BEGIN SUPPLIED INFORMATION
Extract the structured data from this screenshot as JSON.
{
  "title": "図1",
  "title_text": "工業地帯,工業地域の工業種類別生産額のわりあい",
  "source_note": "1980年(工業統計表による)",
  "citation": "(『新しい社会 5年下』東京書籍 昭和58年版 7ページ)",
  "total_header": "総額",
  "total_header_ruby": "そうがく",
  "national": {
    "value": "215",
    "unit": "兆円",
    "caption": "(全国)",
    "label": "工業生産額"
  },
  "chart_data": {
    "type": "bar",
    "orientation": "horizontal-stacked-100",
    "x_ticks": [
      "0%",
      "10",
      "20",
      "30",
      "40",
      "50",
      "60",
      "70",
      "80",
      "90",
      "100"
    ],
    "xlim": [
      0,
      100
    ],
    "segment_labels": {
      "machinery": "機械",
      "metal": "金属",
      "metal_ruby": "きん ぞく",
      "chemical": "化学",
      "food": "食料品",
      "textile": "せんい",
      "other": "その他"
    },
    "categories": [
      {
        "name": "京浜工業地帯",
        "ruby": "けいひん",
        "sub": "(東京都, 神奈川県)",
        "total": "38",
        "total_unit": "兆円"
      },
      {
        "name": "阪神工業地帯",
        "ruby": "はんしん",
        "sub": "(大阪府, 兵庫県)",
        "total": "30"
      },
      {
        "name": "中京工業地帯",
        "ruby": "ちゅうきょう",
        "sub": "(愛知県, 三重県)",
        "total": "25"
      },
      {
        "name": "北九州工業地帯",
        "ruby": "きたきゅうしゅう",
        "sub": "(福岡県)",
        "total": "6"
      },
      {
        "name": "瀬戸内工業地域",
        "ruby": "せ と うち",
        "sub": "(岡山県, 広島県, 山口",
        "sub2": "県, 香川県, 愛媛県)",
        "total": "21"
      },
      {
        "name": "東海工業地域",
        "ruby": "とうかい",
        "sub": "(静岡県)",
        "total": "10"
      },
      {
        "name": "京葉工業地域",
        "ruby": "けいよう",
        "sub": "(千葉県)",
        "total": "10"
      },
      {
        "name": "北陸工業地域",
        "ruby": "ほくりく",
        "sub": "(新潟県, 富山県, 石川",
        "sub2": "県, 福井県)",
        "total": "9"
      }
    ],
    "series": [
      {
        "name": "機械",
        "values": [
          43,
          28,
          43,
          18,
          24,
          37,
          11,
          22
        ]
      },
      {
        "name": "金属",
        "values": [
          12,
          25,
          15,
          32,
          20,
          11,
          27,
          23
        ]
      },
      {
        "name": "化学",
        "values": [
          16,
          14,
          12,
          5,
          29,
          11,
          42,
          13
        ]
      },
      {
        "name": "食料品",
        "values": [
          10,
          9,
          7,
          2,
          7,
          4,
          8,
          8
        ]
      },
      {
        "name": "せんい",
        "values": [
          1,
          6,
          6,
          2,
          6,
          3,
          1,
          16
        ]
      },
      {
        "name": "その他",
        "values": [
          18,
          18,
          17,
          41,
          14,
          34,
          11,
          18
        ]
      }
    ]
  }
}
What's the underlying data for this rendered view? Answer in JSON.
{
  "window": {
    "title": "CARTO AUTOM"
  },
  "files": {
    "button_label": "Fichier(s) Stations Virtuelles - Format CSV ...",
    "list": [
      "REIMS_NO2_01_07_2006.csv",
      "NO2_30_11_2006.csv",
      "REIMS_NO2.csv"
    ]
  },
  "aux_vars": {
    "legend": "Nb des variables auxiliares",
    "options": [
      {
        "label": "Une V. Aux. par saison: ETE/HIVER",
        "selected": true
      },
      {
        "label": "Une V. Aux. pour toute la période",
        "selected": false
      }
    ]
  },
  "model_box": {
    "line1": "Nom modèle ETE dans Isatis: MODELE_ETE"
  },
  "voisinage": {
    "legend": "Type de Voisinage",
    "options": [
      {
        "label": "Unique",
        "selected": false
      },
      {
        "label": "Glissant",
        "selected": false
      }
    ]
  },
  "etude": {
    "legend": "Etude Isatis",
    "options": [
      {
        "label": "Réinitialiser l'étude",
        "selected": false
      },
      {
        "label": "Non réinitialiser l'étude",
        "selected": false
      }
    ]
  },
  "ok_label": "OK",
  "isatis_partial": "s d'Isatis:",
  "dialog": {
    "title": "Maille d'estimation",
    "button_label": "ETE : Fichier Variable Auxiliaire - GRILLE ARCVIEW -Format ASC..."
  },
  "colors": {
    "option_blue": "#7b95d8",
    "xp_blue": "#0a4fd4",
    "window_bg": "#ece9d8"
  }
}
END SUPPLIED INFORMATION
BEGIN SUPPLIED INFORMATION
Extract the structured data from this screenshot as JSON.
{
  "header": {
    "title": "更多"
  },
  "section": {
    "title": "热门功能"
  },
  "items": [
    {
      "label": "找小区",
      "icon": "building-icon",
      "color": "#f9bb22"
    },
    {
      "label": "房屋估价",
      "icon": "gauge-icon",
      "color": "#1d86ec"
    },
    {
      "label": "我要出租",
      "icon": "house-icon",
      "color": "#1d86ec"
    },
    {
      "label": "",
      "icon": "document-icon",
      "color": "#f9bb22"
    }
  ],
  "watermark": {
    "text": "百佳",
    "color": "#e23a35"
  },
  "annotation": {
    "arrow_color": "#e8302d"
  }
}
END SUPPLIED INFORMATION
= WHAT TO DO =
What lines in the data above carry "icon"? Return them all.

= ANSWER SECTION =
      "icon": "building-icon",
      "icon": "gauge-icon",
      "icon": "house-icon",
      "icon": "document-icon",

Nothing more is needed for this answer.